Data Block Start
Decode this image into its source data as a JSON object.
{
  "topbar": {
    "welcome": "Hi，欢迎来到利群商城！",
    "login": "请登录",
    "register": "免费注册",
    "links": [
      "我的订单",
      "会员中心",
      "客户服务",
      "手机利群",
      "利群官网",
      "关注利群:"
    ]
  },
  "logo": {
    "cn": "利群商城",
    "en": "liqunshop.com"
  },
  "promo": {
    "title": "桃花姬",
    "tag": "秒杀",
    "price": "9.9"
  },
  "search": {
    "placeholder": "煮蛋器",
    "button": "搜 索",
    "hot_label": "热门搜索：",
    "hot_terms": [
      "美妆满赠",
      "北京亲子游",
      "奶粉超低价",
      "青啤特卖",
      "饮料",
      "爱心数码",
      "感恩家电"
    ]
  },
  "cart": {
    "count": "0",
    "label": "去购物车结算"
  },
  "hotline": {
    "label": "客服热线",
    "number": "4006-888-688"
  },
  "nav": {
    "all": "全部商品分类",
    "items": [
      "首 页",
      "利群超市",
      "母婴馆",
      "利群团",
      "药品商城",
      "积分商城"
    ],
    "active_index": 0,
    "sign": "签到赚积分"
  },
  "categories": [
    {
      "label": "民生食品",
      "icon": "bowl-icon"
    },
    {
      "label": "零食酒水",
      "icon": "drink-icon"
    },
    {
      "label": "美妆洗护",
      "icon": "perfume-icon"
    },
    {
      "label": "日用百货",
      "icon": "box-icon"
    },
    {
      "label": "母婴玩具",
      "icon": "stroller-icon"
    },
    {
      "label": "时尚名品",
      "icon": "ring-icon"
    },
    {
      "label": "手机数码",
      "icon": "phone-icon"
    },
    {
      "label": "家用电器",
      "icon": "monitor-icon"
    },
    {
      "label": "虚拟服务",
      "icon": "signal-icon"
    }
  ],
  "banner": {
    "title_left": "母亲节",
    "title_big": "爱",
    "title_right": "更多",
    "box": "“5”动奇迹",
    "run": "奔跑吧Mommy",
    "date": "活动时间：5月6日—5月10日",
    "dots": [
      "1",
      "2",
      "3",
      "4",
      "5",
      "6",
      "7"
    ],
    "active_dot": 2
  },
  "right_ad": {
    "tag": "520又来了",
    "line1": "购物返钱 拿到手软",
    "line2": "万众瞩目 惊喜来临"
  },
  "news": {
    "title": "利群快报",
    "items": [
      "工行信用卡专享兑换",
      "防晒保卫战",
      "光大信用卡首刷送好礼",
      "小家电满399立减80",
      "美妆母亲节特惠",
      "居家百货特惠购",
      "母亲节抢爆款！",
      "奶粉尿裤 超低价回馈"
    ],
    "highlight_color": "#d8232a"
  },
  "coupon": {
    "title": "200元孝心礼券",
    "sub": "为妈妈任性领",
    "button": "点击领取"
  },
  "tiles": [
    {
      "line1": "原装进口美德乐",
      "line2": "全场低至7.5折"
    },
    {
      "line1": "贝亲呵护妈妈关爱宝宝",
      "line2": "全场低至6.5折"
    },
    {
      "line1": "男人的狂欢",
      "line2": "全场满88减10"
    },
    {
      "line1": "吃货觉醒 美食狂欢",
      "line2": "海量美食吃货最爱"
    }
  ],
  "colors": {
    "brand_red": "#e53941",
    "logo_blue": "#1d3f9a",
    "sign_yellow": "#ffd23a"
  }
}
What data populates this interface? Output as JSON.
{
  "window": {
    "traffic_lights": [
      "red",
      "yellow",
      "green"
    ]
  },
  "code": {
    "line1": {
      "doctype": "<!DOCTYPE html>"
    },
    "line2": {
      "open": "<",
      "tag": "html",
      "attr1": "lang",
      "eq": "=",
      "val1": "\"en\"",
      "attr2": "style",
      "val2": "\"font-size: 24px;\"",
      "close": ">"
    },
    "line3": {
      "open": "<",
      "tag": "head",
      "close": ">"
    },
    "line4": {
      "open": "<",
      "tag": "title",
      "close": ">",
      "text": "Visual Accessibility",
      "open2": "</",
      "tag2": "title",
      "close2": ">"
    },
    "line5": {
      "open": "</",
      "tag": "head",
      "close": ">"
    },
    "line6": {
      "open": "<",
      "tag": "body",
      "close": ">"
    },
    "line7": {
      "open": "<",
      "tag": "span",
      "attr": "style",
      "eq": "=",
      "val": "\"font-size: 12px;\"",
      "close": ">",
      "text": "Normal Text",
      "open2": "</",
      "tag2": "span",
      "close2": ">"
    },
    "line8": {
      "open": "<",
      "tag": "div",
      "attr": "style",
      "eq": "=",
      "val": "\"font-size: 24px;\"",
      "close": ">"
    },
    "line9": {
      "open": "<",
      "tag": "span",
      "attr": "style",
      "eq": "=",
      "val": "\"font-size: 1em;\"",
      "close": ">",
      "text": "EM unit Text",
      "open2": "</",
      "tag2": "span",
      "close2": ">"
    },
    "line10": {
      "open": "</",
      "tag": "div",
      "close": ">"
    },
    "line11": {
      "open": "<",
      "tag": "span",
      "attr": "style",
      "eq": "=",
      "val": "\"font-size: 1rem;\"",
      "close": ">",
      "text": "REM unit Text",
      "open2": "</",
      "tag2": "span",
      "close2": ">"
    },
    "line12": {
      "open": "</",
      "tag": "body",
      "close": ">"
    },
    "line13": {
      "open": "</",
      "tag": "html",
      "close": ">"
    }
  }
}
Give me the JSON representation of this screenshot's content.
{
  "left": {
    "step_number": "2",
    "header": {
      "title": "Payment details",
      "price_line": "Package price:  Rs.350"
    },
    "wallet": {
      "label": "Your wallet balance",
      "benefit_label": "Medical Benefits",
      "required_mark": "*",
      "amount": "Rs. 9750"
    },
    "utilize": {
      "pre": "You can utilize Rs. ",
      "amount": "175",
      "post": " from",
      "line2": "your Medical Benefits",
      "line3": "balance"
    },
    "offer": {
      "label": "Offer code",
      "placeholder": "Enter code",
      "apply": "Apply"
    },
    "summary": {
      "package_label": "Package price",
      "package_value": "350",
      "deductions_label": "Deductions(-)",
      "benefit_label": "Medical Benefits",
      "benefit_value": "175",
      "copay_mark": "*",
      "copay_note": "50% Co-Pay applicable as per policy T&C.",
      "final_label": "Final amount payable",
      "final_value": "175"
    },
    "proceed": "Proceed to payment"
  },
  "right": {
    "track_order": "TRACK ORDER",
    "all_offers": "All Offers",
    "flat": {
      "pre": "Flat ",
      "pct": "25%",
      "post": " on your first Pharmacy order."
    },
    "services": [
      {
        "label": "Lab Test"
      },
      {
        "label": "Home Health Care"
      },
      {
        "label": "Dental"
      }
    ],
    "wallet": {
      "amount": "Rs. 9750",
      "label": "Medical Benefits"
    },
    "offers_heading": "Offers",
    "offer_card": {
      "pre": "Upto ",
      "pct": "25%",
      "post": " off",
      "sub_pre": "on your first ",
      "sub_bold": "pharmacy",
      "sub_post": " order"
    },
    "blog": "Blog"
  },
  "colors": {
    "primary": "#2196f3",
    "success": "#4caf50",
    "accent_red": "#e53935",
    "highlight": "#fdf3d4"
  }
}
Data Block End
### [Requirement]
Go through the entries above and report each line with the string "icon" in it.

### [Solution to this exercise]
      "icon": "bowl-icon"
      "icon": "drink-icon"
      "icon": "perfume-icon"
      "icon": "box-icon"
      "icon": "stroller-icon"
      "icon": "ring-icon"
      "icon": "phone-icon"
      "icon": "monitor-icon"
      "icon": "signal-icon"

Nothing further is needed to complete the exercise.